Community: its importance and diversity
— A community is important. What is the hardest part of being in a product which has something to do with community?
I think the community is a little bit like the general population. [To perform good, you need is to be clear and accessible.]
Different people have different kinds of ways of getting involved. Some people like to make deep research, some people just pop in and want to make a quick profit and then move on.
We are lucky that rest of our community trying to understand our product and how tokens work, they understand the market we are trying to address. Fakes products market is worth 200 billion dollars a year. A million people die every year because of fake medicines. We set up very clearly what the market is, what the problems are, what our product actually solved. A lot of our community understand the White Paper. But when we were doing the main ICO, we occasionally found people just popping in and asking the same questions again and again, ‘what is the hard cap, what is the soft cap?’
Community management is very important. We manage to get the support especially due to the fact that our community manager actually believes in our project very well, she sometimes stays awake all night. She was from the beginning and works very hard. And I myself get involved as well, it’s cool to be in a community groups when people have question for me directly.
— What is the most frequent question concerning your product?
At the beginning, when we started talking about blockchain, there was only one point: how is it different to bitcoin or all of the cryptocurrency.

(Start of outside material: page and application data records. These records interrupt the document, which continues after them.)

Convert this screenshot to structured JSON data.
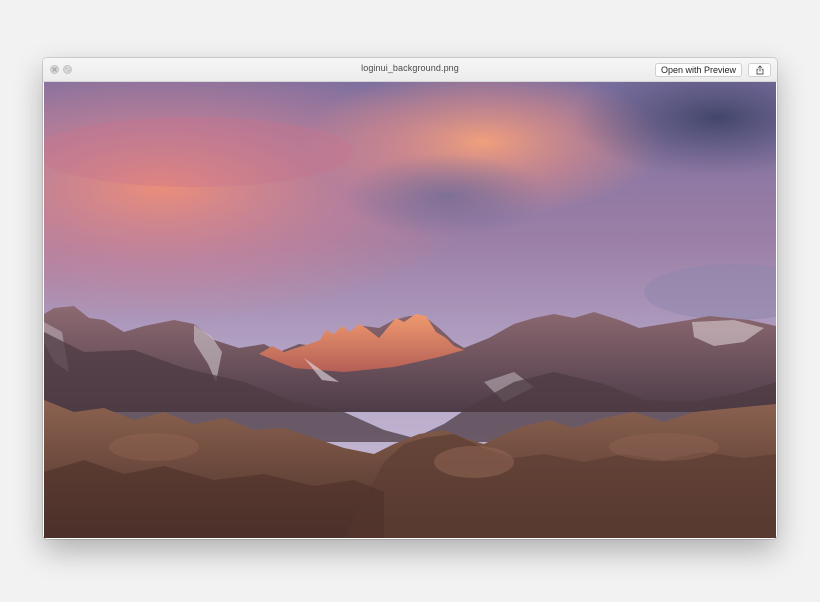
{
  "window": {
    "title": "loginui_background.png",
    "buttons": {
      "open_with_preview": "Open with Preview"
    },
    "icons": {
      "close": "close-icon",
      "fullscreen": "fullscreen-icon",
      "share": "share-icon"
    }
  },
  "colors": {
    "desktop_background": "#f2f2f2",
    "titlebar": "#ececec",
    "sky_top": "#7b6f9f",
    "sky_glow": "#e98b72",
    "sky_right": "#b8b2d3",
    "mountain_dark": "#5d4a55",
    "foreground_rock": "#6a4a3c"
  }
}
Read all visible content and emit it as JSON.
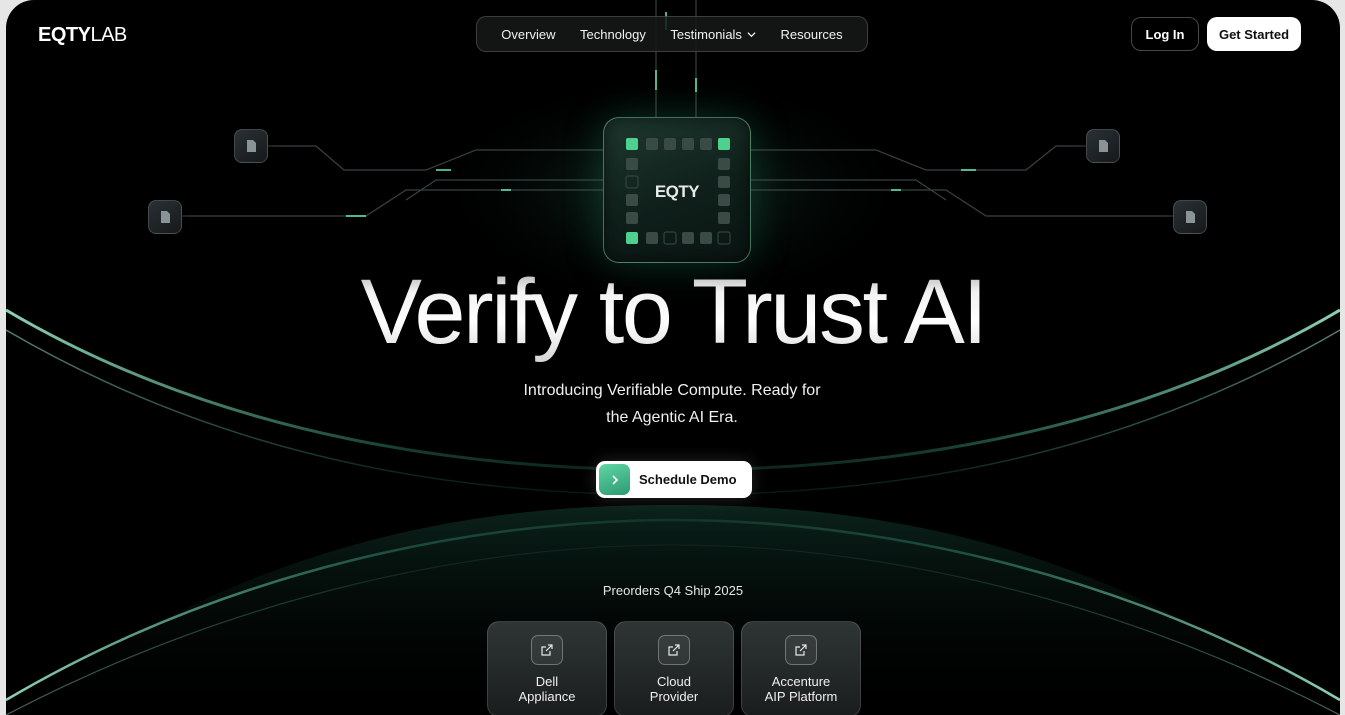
{
  "brand": {
    "logo_bold": "EQTY",
    "logo_light": "LAB"
  },
  "nav": {
    "items": [
      {
        "label": "Overview"
      },
      {
        "label": "Technology"
      },
      {
        "label": "Testimonials",
        "has_dropdown": true
      },
      {
        "label": "Resources"
      }
    ]
  },
  "header": {
    "login_label": "Log In",
    "get_started_label": "Get Started"
  },
  "chip": {
    "label": "EQTY"
  },
  "hero": {
    "title": "Verify to Trust AI",
    "subtitle_line1": "Introducing Verifiable Compute. Ready for",
    "subtitle_line2": "the Agentic AI Era.",
    "cta_label": "Schedule Demo"
  },
  "preorder": {
    "text": "Preorders Q4 Ship 2025",
    "cards": [
      {
        "line1": "Dell",
        "line2": "Appliance",
        "icon": "external-link-icon"
      },
      {
        "line1": "Cloud",
        "line2": "Provider",
        "icon": "external-link-icon"
      },
      {
        "line1": "Accenture",
        "line2": "AIP Platform",
        "icon": "external-link-icon"
      }
    ]
  },
  "colors": {
    "background": "#000000",
    "accent_green": "#3fbf8c",
    "button_white": "#ffffff"
  }
}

So, a lot of people didn't understand the difference between blockchain and cryptocurrencies.
Yet, I’ve noticed that more and more people understand the difference now. Bitcoin is the product of a blockchain. It’s becoming more widely understood.
The biggest issues we have is that they think we’re a mere cryptocurrency, when we’re service provider which uses blockchain.
When it comes to utility tokens, it’s the next level of misunderstanding.
It can be complicated because different countries have different rules. Even within the United States, they have a different view on it, compared to Federal government. So, it’s confusing, and it [slows the industry down]. In a time, probably, quite quickly, we’ll have a standard kind of rules and issues resolved.
Instead of a conclusion
— I guess, we have discussed pretty much things, and maybe there is one good question to sum up everything. What'd your advice, you and your team at the beginning of 2016, at the very beginning of the project, if you could use the time machine?
I think I would have done ICO before the summer of 2017 [laughing].
— I mean, at the very, very beginning before the whole start of your product (it was on May of the ’16 year.) And if you could use a machine and get back then, what would your advise yourself?
I think we are still quite surprised by what has happened. It has happened very quickly, we’re quite flattered that a lot of people believe in what we’re doing. It came from just a small idea to a reality. We had a lot of faith in this project when we started, and our community is very committed to our project as well. The passion we have for doing this also has been transported to everyone who is participating in ICO.
We did probably underestimate how exhausting it was going to be, it’s been quite a tiring process, but as long as you have the passion, as long as you have the enthusiasm. You know, you meet a lot of great people in the space from all over the world. I think this kind of process I have enjoyed doing.